**Exercise instructions**
Look through the listing and report every line that has "imreshape" in it.

**Material provided**
--- START ---

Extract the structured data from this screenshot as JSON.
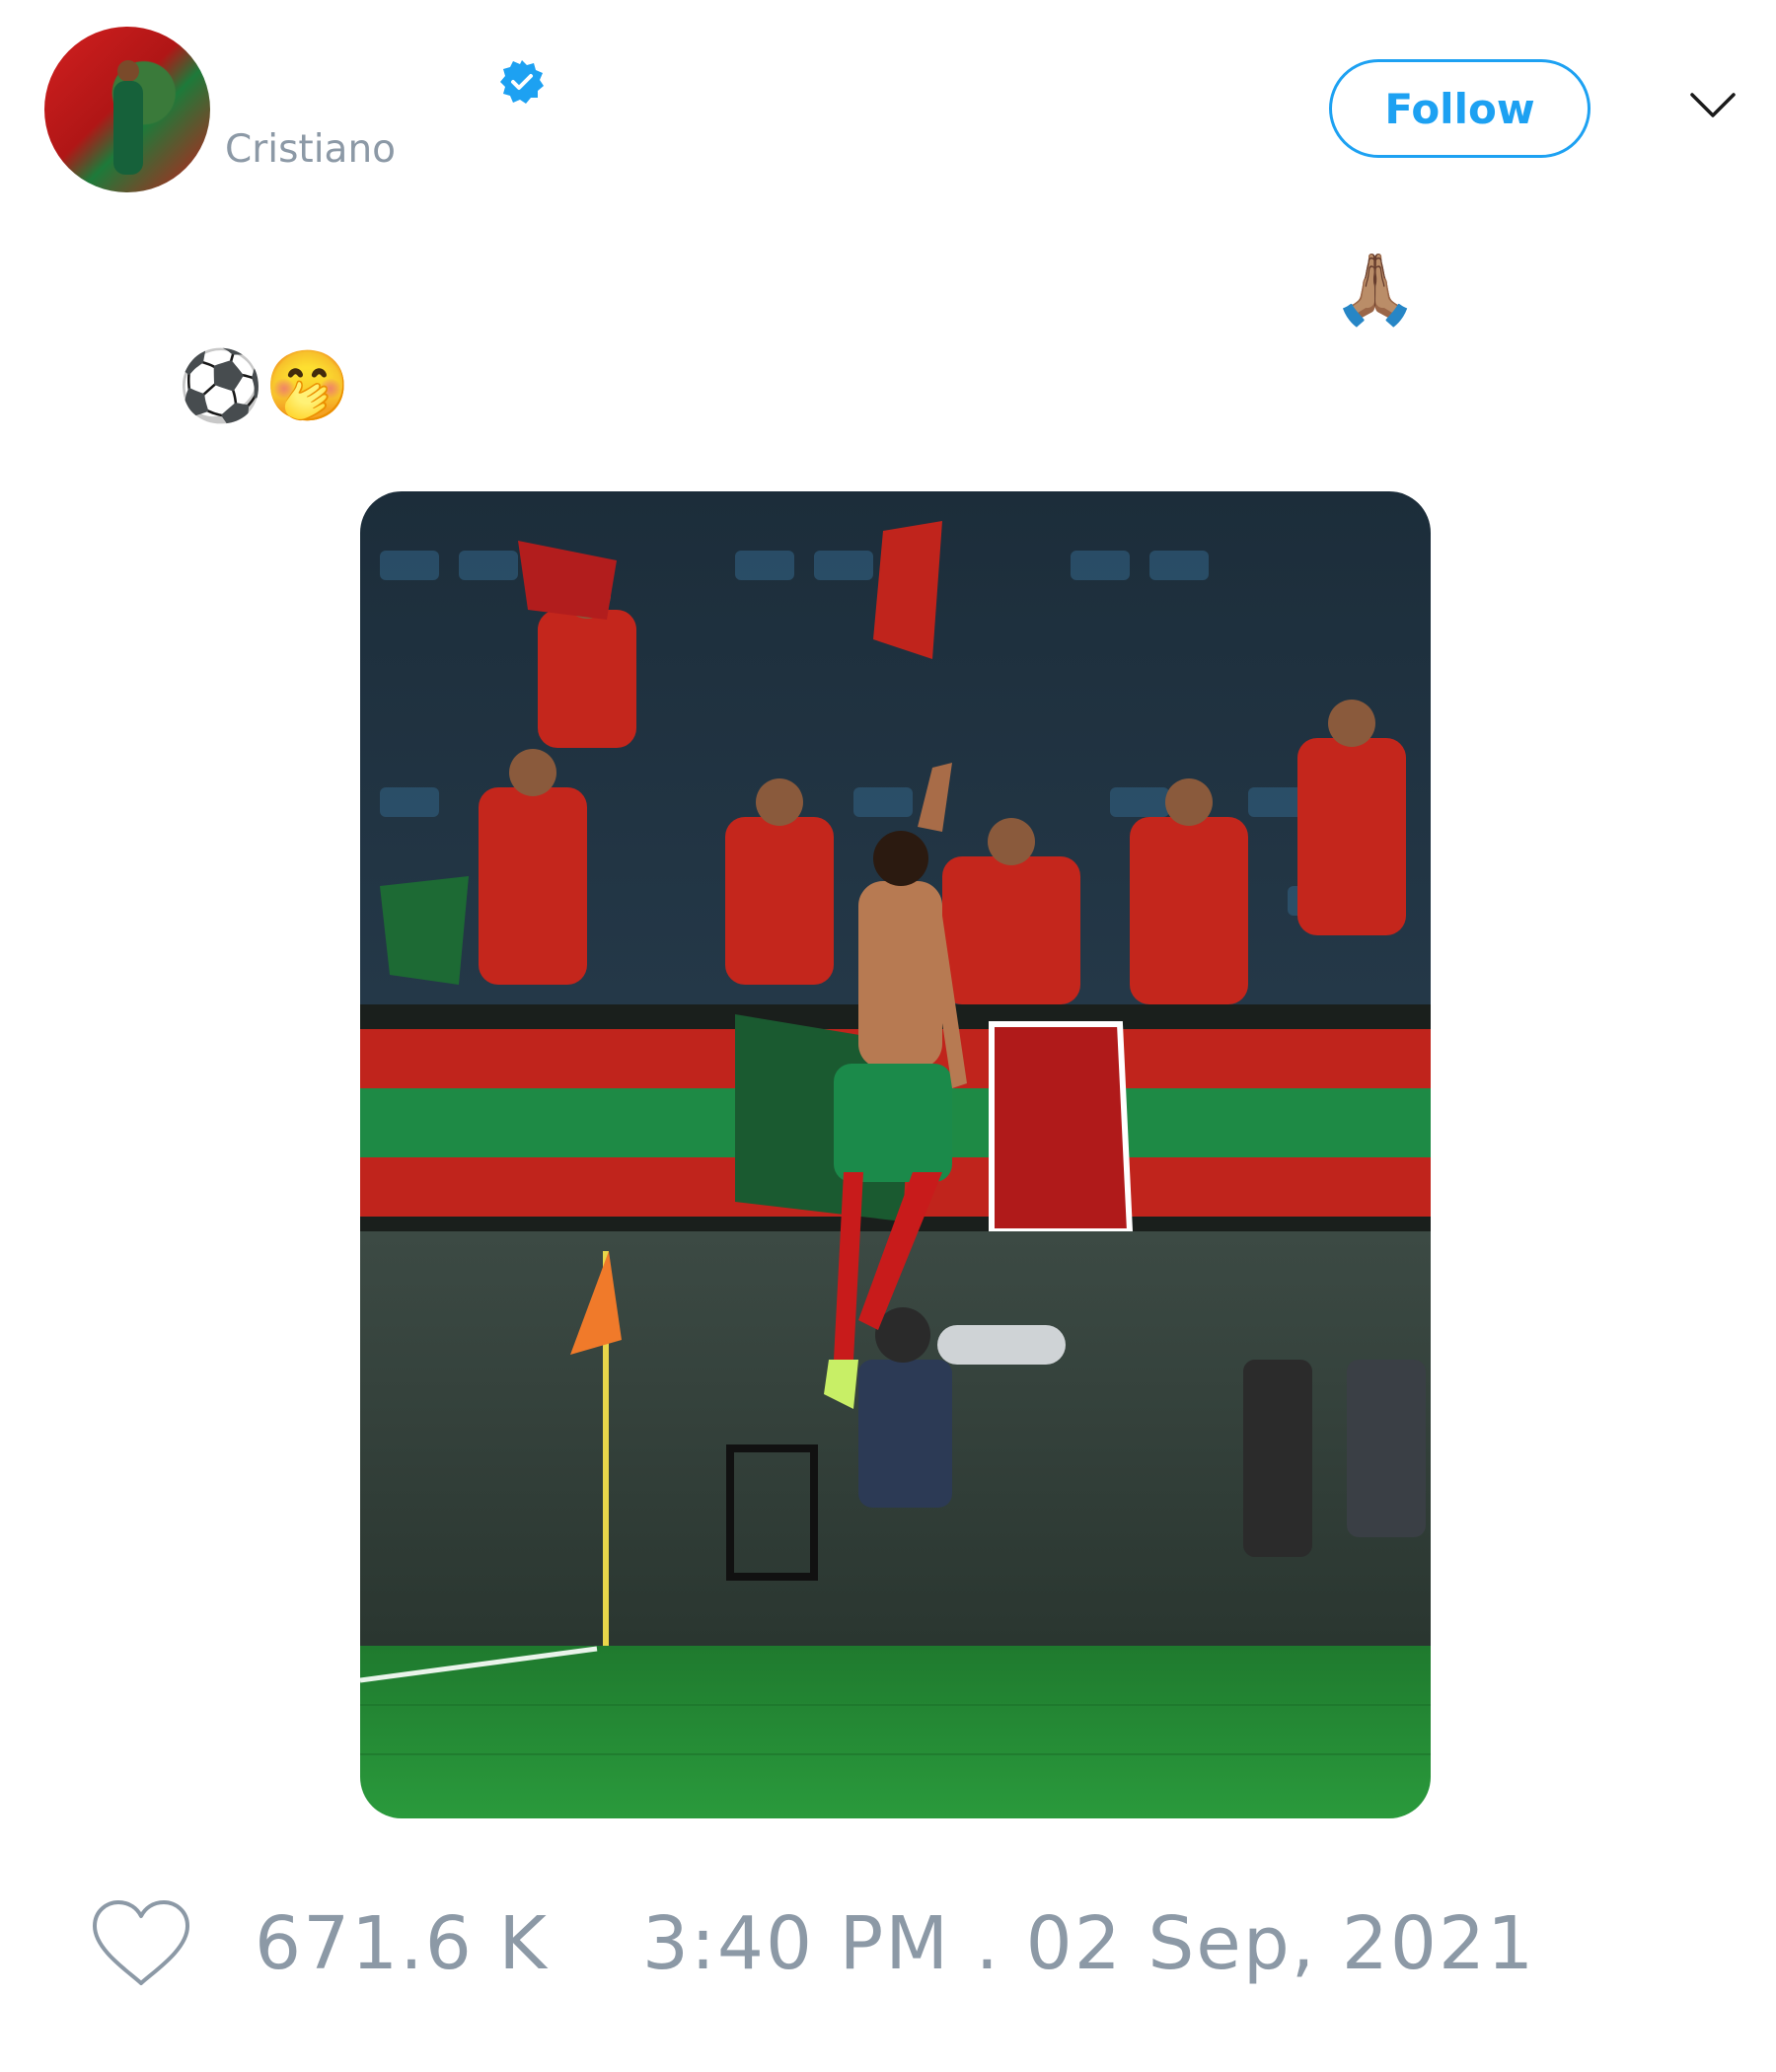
{
  "tweet": {
    "user": {
      "handle": "Cristiano",
      "verified": true,
      "avatar_icon": "profile-avatar"
    },
    "follow_label": "Follow",
    "menu_icon": "chevron-down-icon",
    "emojis": {
      "praying_hands": "🙏🏽",
      "soccer_ball": "⚽",
      "hand_over_mouth": "🤭"
    },
    "media_icon": "photo",
    "likes": "671.6 K",
    "timestamp": "3:40 PM . 02 Sep, 2021"
  },
  "colors": {
    "accent": "#1da1f2",
    "muted_text": "#8c99a6"
  }
}
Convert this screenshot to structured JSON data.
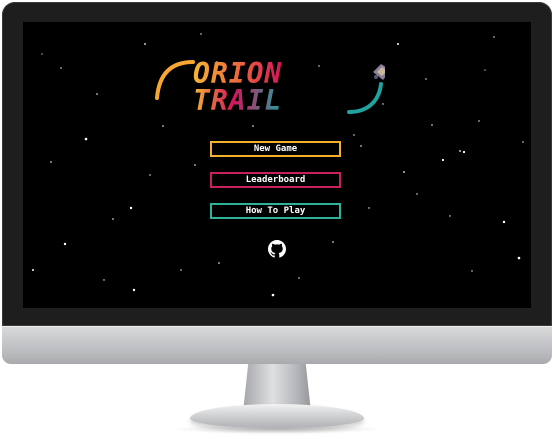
{
  "game": {
    "logo_line1": "ORION",
    "logo_line2": "TRAIL"
  },
  "menu": {
    "new_game": "New Game",
    "leaderboard": "Leaderboard",
    "how_to_play": "How To Play"
  },
  "footer": {
    "github_icon": "github-icon"
  },
  "colors": {
    "new_game_border": "#f2b12b",
    "leaderboard_border": "#c8205e",
    "how_to_play_border": "#2ab598",
    "logo_gradient": [
      "#f7b733",
      "#ef4a3b",
      "#d4145a",
      "#1fa2a0"
    ]
  }
}
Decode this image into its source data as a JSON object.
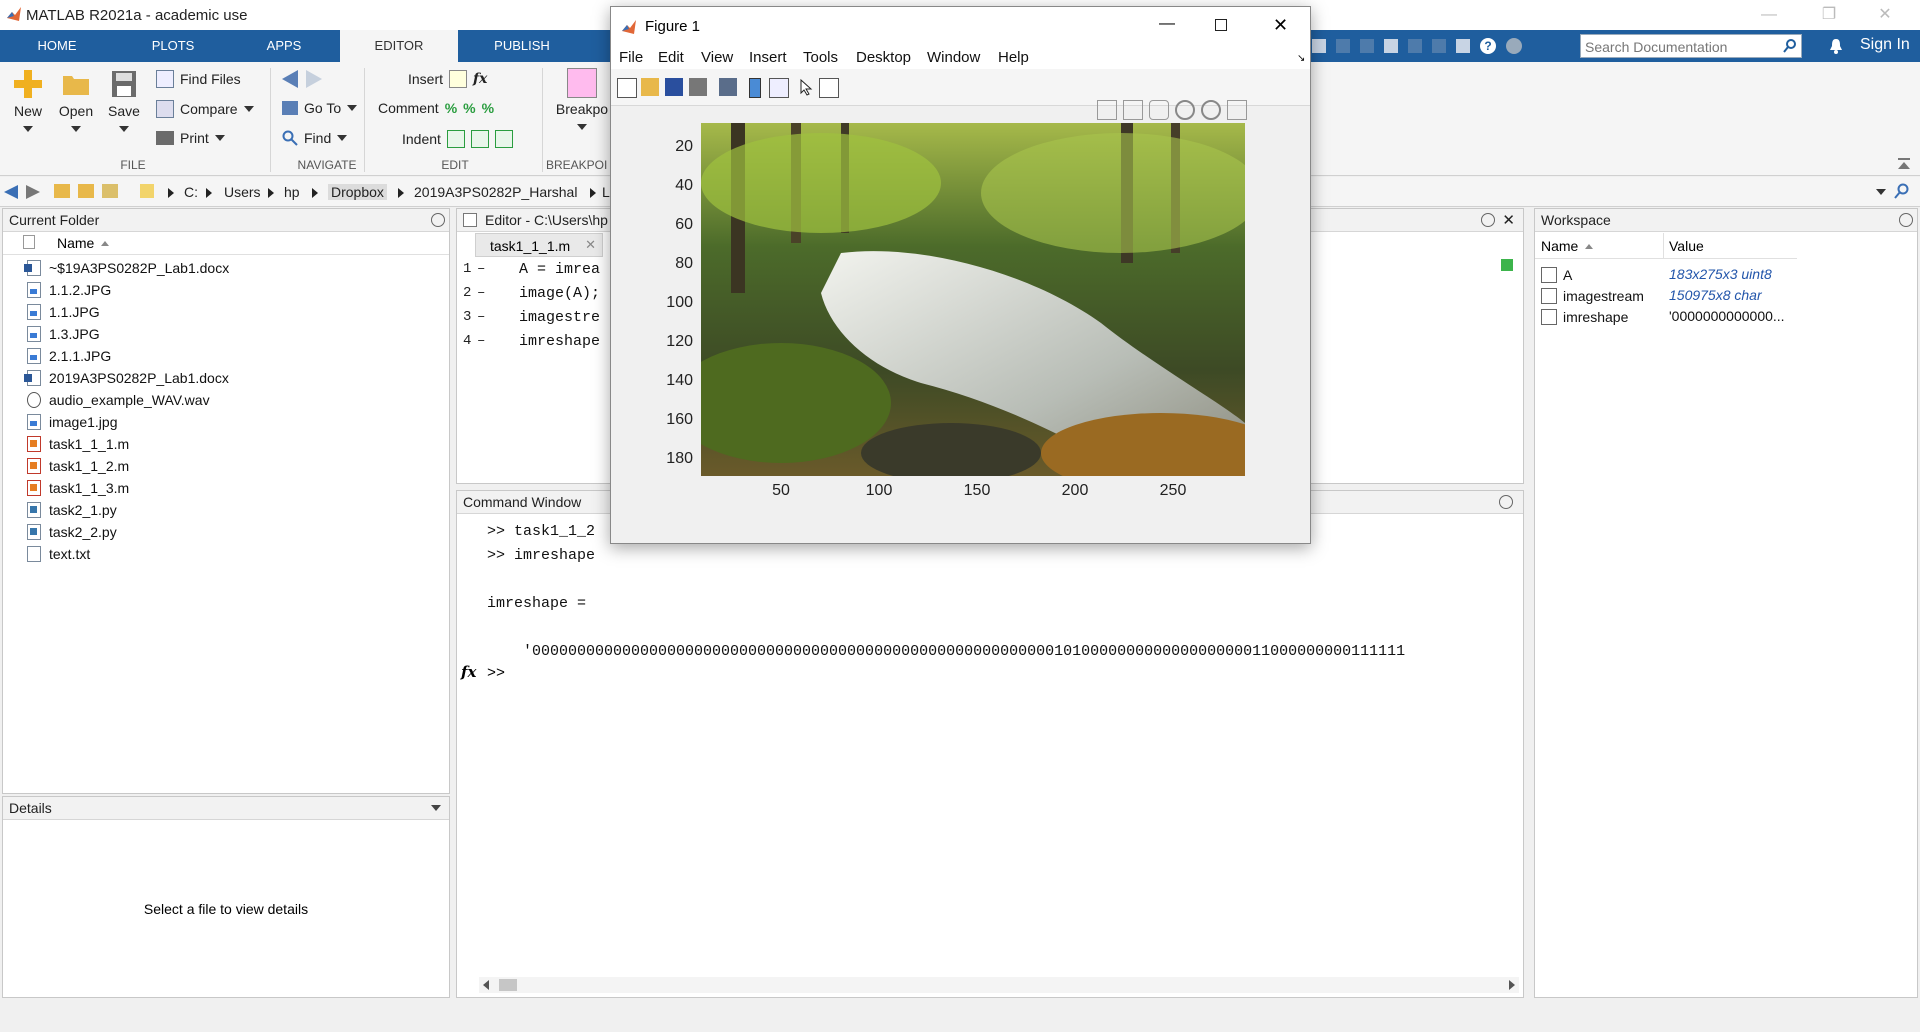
{
  "window": {
    "title": "MATLAB R2021a - academic use"
  },
  "ribbon": {
    "tabs": [
      "HOME",
      "PLOTS",
      "APPS",
      "EDITOR",
      "PUBLISH"
    ],
    "file": {
      "new": "New",
      "open": "Open",
      "save": "Save",
      "find_files": "Find Files",
      "compare": "Compare",
      "print": "Print",
      "label": "FILE"
    },
    "navigate": {
      "go_to": "Go To",
      "find": "Find",
      "label": "NAVIGATE"
    },
    "edit": {
      "insert": "Insert",
      "comment": "Comment",
      "indent": "Indent",
      "label": "EDIT"
    },
    "breakpoints": {
      "label_btn": "Breakpo",
      "label": "BREAKPOI"
    },
    "search": {
      "placeholder": "Search Documentation"
    },
    "sign_in": "Sign In"
  },
  "address": {
    "crumbs": [
      "C:",
      "Users",
      "hp",
      "Dropbox",
      "2019A3PS0282P_Harshal",
      "L"
    ]
  },
  "current_folder": {
    "title": "Current Folder",
    "column": "Name",
    "files": [
      {
        "name": "~$19A3PS0282P_Lab1.docx",
        "type": "doc"
      },
      {
        "name": "1.1.2.JPG",
        "type": "img"
      },
      {
        "name": "1.1.JPG",
        "type": "img"
      },
      {
        "name": "1.3.JPG",
        "type": "img"
      },
      {
        "name": "2.1.1.JPG",
        "type": "img"
      },
      {
        "name": "2019A3PS0282P_Lab1.docx",
        "type": "doc"
      },
      {
        "name": "audio_example_WAV.wav",
        "type": "wav"
      },
      {
        "name": "image1.jpg",
        "type": "img"
      },
      {
        "name": "task1_1_1.m",
        "type": "m"
      },
      {
        "name": "task1_1_2.m",
        "type": "m"
      },
      {
        "name": "task1_1_3.m",
        "type": "m"
      },
      {
        "name": "task2_1.py",
        "type": "py"
      },
      {
        "name": "task2_2.py",
        "type": "py"
      },
      {
        "name": "text.txt",
        "type": "txt"
      }
    ]
  },
  "details": {
    "title": "Details",
    "empty_text": "Select a file to view details"
  },
  "editor": {
    "title": "Editor - C:\\Users\\hp",
    "tab": "task1_1_1.m",
    "lines": [
      {
        "num": "1",
        "code": "A = imrea"
      },
      {
        "num": "2",
        "code": "image(A);"
      },
      {
        "num": "3",
        "code": "imagestre"
      },
      {
        "num": "4",
        "code": "imreshape"
      }
    ]
  },
  "command_window": {
    "title": "Command Window",
    "lines": [
      ">> task1_1_2",
      ">> imreshape",
      "",
      "imreshape =",
      "",
      "    '0000000000000000000000000000000000000000000000000000000000101000000000000000000011000000000111111"
    ],
    "prompt": ">>"
  },
  "figure": {
    "title": "Figure 1",
    "menu": [
      "File",
      "Edit",
      "View",
      "Insert",
      "Tools",
      "Desktop",
      "Window",
      "Help"
    ],
    "y_ticks": [
      "20",
      "40",
      "60",
      "80",
      "100",
      "120",
      "140",
      "160",
      "180"
    ],
    "x_ticks": [
      "50",
      "100",
      "150",
      "200",
      "250"
    ]
  },
  "workspace": {
    "title": "Workspace",
    "columns": [
      "Name",
      "Value"
    ],
    "vars": [
      {
        "name": "A",
        "value": "183x275x3 uint8"
      },
      {
        "name": "imagestream",
        "value": "150975x8 char"
      },
      {
        "name": "imreshape",
        "value": "'0000000000000..."
      }
    ]
  },
  "colors": {
    "ribbon_blue": "#1f5e9e",
    "workspace_value": "#2255aa"
  }
}
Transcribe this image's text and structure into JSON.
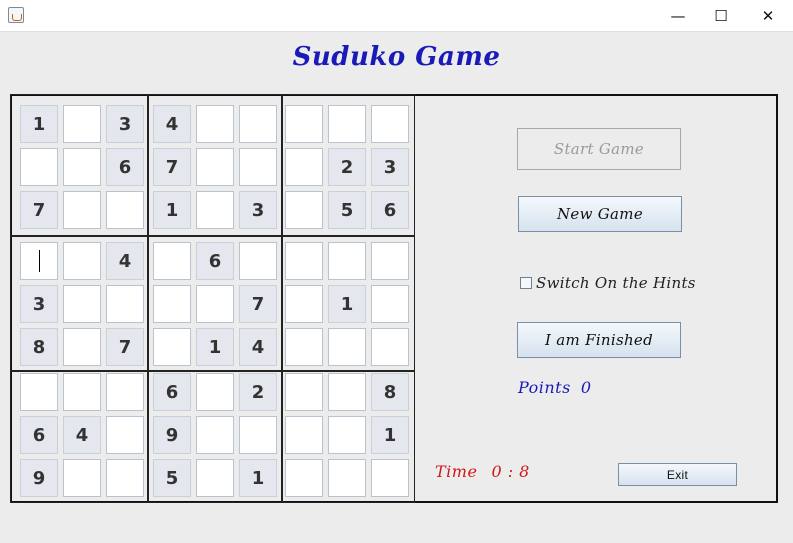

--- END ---

**Exercise solution**
        "code": "imreshape"
      ">> imreshape",
      "imreshape =",
        "name": "imreshape",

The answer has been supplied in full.